Massachusetts Health Care Cost Bill Includes Restrictions on Mandatory Overtime For Nurses and the Use of Government Funds to Persuade Employees to Support or Oppose Unionization

On July 31, 2012, the Massachusetts House and Senate approved Senate Bill 2400, “An Act improving the quality of health care and reducing costs through increased transparency, efficiency and innovation” (the “Bill”). Among numerous other provisions, the legislation significantly restricts the ability of hospitals to require nurses to work overtime, and limits the use of government funds to persuade hospital employees to support or oppose unionization. The Bill has been sent to Governor Deval Patrick for signature; Governor Patrick has publicly indicated his intent to sign the Bill into law.

Mandatory Overtime

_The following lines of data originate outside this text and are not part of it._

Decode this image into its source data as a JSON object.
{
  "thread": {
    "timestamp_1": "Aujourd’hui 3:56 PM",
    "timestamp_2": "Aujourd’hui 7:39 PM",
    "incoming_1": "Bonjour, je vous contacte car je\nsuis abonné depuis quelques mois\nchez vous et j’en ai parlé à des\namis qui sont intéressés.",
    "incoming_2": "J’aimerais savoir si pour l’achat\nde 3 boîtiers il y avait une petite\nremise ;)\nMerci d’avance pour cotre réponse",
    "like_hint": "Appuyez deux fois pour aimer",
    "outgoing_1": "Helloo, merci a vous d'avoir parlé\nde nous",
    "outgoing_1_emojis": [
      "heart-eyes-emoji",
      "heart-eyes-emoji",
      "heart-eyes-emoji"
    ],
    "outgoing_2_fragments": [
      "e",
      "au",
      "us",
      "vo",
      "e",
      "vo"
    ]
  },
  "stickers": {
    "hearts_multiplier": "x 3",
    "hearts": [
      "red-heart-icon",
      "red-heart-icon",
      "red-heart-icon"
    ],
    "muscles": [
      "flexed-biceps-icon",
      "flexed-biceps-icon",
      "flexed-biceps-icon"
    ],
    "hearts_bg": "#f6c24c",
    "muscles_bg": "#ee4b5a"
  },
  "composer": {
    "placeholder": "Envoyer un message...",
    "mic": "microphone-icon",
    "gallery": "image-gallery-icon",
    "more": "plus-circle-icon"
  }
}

The Bill would prohibit mandatory overtime for hospital nurses other than in the case of “an emergency situation where the safety of the patient requires its use and when there is no reasonable alternative.” Hospitals would be required to report all instances of mandatory overtime, together with the circumstances requiring its use, to the Department of Public Health, and these reports would become public documents.
The Bill defines “mandatory overtime” as “any hours worked by a nurse in a hospital setting to deliver patient care, beyond the predetermined and regularly scheduled number of hours that the hospital and the nurse have agreed that the employee shall work,” and further specifies that such “predetermined and regularly scheduled number of hours” may not exceed 12 hours in any 24 hour period. “Emergency situation” is not defined, and the Bill contemplates that a newly established health policy commission will develop guidelines and procedures to determine what constitutes an emergency situation. The interpretation of the term “reasonable alternative” will also be crucial in determining the reach of this prohibition, as will the Bill’s requirement that “[m]andatory overtime shall not be used as a practice for providing appropriate staffing for the level of patient care required.” The Bill does not contain any de minimis exception to allow, for example, the holding over of a nurse for a brief period beyond the end of a shift in order to complete a procedure begun hours earlier.

The Bill would also prohibit a nurse from being permitted to work more than 16 consecutive hours in a 24 hour period and would require that a nurse who works 16 consecutive hours be given at least eight consecutive hours of off-duty time immediately following the working period. The Bill would prohibit any discrimination, dismissal or other employment decision based on a nurse’s refusal to accept work in excess of the limitations on mandatory overtime.

Finally, the Bill provides that it shall not be construed to “limit, alter or modify terms, conditions or provisions of a collective bargaining agreement entered into by a hospital and a labor organization.” Hospitals which have entered into collective bargaining agreements providing, for example, that the hospital shall have “the right to require reasonable overtime” (a common formulation in a management rights clause) or that contain detailed mandatory overtime procedures may be able to argue that they are exempt from some or all of the Bill’s restrictions, though this will likely be a hotly contested point.
Use of Government Funds to Support or Oppose Unionization
The Bill would prohibit hospitals from receiving reimbursement or payment from any governmental unit for amounts paid to employees, consultants or other firms to persuade or seek to persuade employees of the hospital to support or oppose unionization. Notably, the Bill limits this prohibition to instances where “the primary responsibility of the employees or consultants is, either directly or indirectly, to persuade or seek to persuade the employees of the hospital to support or oppose unionization” (emphasis added). Although we 
anticipate that further guidance may be issued on this point by funding agencies, the language of the Bill 
suggests coverage of a fairly narrow category of service providers, that is, those whose primary responsibility is to persuade employees on union organizing issues. Moreover, the Bill specifically excludes attorney’s fees paid by hospitals for services rendered in dealing directly with a union, advising hospital management of its 
responsibilities under the National Labor Relations Act, or appearing before, or preparing for an appearance before, an administrative agency or court.

All of the provisions described above are expected to take effect 90 days following the date the Bill is signed into law.
For more information concerning this Bill, please contact any attorney in Ropes & Gray’s labor & employment department.